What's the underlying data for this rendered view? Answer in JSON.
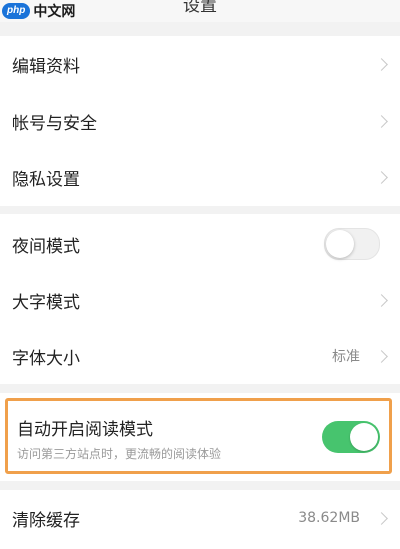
{
  "header": {
    "title": "设置"
  },
  "watermark": {
    "logo": "php",
    "text": "中文网"
  },
  "group1": {
    "items": [
      {
        "label": "编辑资料"
      },
      {
        "label": "帐号与安全"
      },
      {
        "label": "隐私设置"
      }
    ]
  },
  "group2": {
    "items": [
      {
        "label": "夜间模式",
        "toggle": false
      },
      {
        "label": "大字模式"
      },
      {
        "label": "字体大小",
        "value": "标准"
      }
    ]
  },
  "reading_mode": {
    "label": "自动开启阅读模式",
    "description": "访问第三方站点时，更流畅的阅读体验",
    "enabled": true
  },
  "group4": {
    "items": [
      {
        "label": "清除缓存",
        "value": "38.62MB"
      }
    ]
  },
  "colors": {
    "accent_on": "#47c46e",
    "highlight_border": "#f0a04b"
  }
}
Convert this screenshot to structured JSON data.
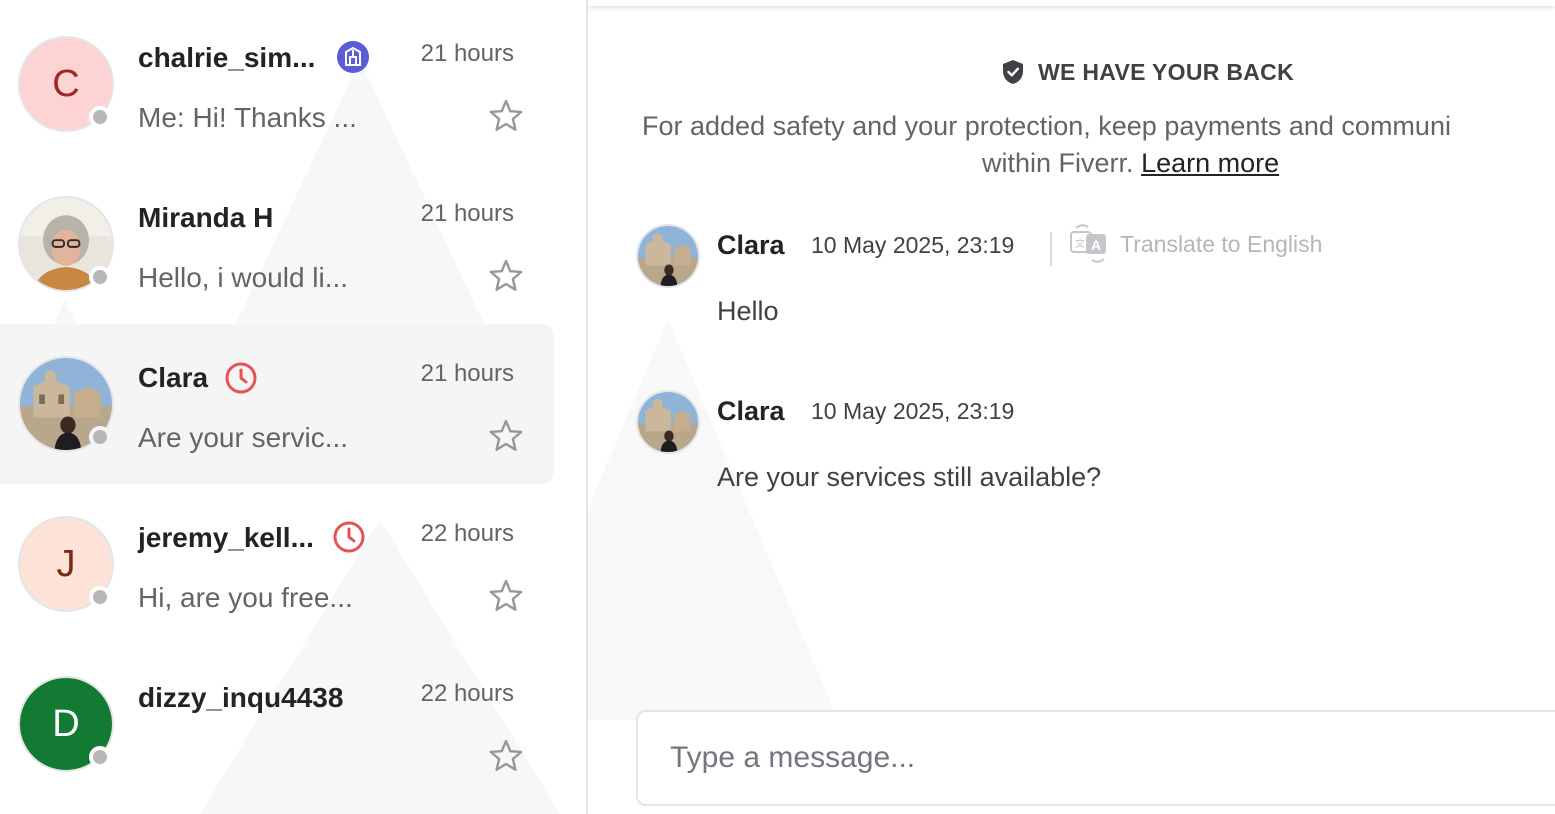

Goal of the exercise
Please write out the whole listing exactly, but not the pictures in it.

Response box
What's the underlying data for this rendered view? Answer in JSON.
{
  "header": {
    "title": "设置"
  },
  "watermark": {
    "logo": "php",
    "text": "中文网"
  },
  "group1": {
    "items": [
      {
        "label": "编辑资料"
      },
      {
        "label": "帐号与安全"
      },
      {
        "label": "隐私设置"
      }
    ]
  },
  "group2": {
    "items": [
      {
        "label": "夜间模式",
        "toggle": false
      },
      {
        "label": "大字模式"
      },
      {
        "label": "字体大小",
        "value": "标准"
      }
    ]
  },
  "reading_mode": {
    "label": "自动开启阅读模式",
    "description": "访问第三方站点时，更流畅的阅读体验",
    "enabled": true
  },
  "group4": {
    "items": [
      {
        "label": "清除缓存",
        "value": "38.62MB"
      }
    ]
  },
  "colors": {
    "accent_on": "#47c46e",
    "highlight_border": "#f0a04b"
  }
}
Convert this screenshot to structured JSON data.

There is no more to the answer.